Excerpts from an interface dataset
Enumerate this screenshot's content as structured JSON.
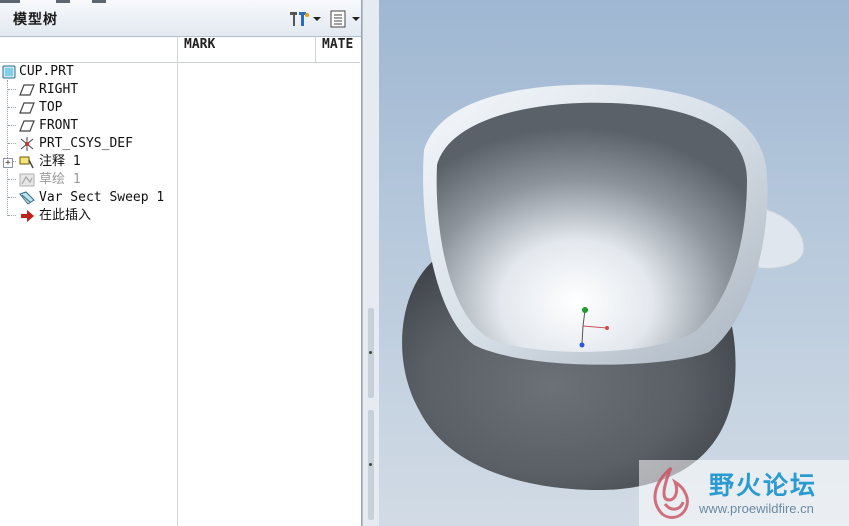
{
  "panel": {
    "title": "模型树",
    "tools": [
      {
        "icon": "settings-tools-icon",
        "has_dropdown": true
      },
      {
        "icon": "show-list-icon",
        "has_dropdown": true
      }
    ]
  },
  "columns": [
    "MARK",
    "MATE"
  ],
  "tree": {
    "items": [
      {
        "label": "CUP.PRT",
        "icon": "part-icon",
        "state": "normal"
      },
      {
        "label": "RIGHT",
        "icon": "datum-plane-icon",
        "state": "normal"
      },
      {
        "label": "TOP",
        "icon": "datum-plane-icon",
        "state": "normal"
      },
      {
        "label": "FRONT",
        "icon": "datum-plane-icon",
        "state": "normal"
      },
      {
        "label": "PRT_CSYS_DEF",
        "icon": "coordinate-system-icon",
        "state": "normal"
      },
      {
        "label": "注释 1",
        "icon": "annotation-icon",
        "state": "collapsed"
      },
      {
        "label": "草绘 1",
        "icon": "sketch-icon",
        "state": "suppressed"
      },
      {
        "label": "Var Sect Sweep 1",
        "icon": "sweep-feature-icon",
        "state": "normal"
      },
      {
        "label": "在此插入",
        "icon": "insert-here-arrow-icon",
        "state": "normal"
      }
    ]
  },
  "viewport": {
    "model": "cup-3d-model",
    "csys_axes": {
      "x": "#d34a4a",
      "y": "#1f9a2e",
      "z": "#2b56d6"
    }
  },
  "watermark": {
    "text": "野火论坛",
    "url": "www.proewildfire.cn"
  },
  "colors": {
    "accent": "#2a9ad0",
    "insert_arrow": "#c0201a"
  }
}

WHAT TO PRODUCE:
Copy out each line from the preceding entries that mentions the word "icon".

ANSWER BOX:
        "icon": "settings-tools-icon",
        "icon": "show-list-icon",
        "icon": "part-icon",
        "icon": "datum-plane-icon",
        "icon": "datum-plane-icon",
        "icon": "datum-plane-icon",
        "icon": "coordinate-system-icon",
        "icon": "annotation-icon",
        "icon": "sketch-icon",
        "icon": "sweep-feature-icon",
        "icon": "insert-here-arrow-icon",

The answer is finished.